- Opening Delimiter -

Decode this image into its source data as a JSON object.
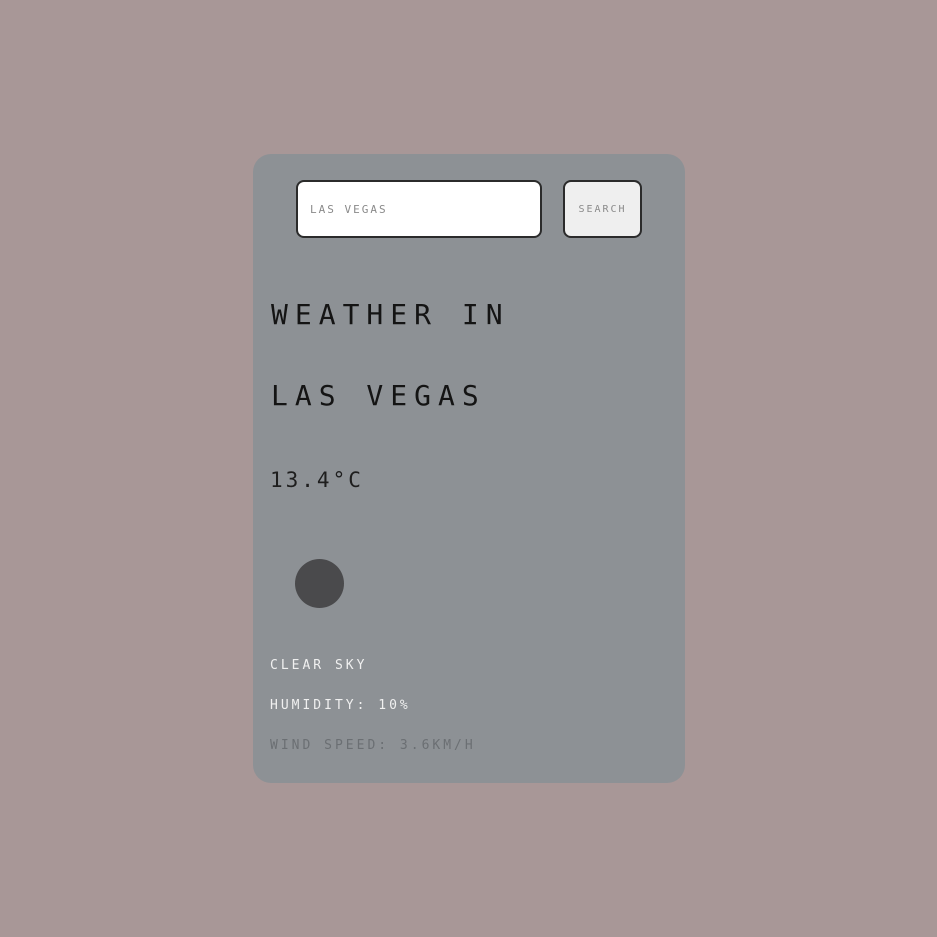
{
  "search": {
    "placeholder": "Las Vegas",
    "button_label": "Search"
  },
  "weather": {
    "title": "Weather in Las Vegas",
    "temperature": "13.4°C",
    "icon": "weather-icon",
    "description": "Clear sky",
    "humidity": "Humidity: 10%",
    "wind": "Wind speed: 3.6km/h"
  },
  "colors": {
    "background": "#a89797",
    "card": "#8d9195",
    "icon": "#4a4a4c"
  }
}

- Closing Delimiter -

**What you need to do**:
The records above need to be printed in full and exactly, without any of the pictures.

**Result for this exercise**:
Decode this image into its source data as a JSON object.
{
  "search": {
    "placeholder": "Las Vegas",
    "button_label": "Search"
  },
  "weather": {
    "title": "Weather in Las Vegas",
    "temperature": "13.4°C",
    "icon": "weather-icon",
    "description": "Clear sky",
    "humidity": "Humidity: 10%",
    "wind": "Wind speed: 3.6km/h"
  },
  "colors": {
    "background": "#a89797",
    "card": "#8d9195",
    "icon": "#4a4a4c"
  }
}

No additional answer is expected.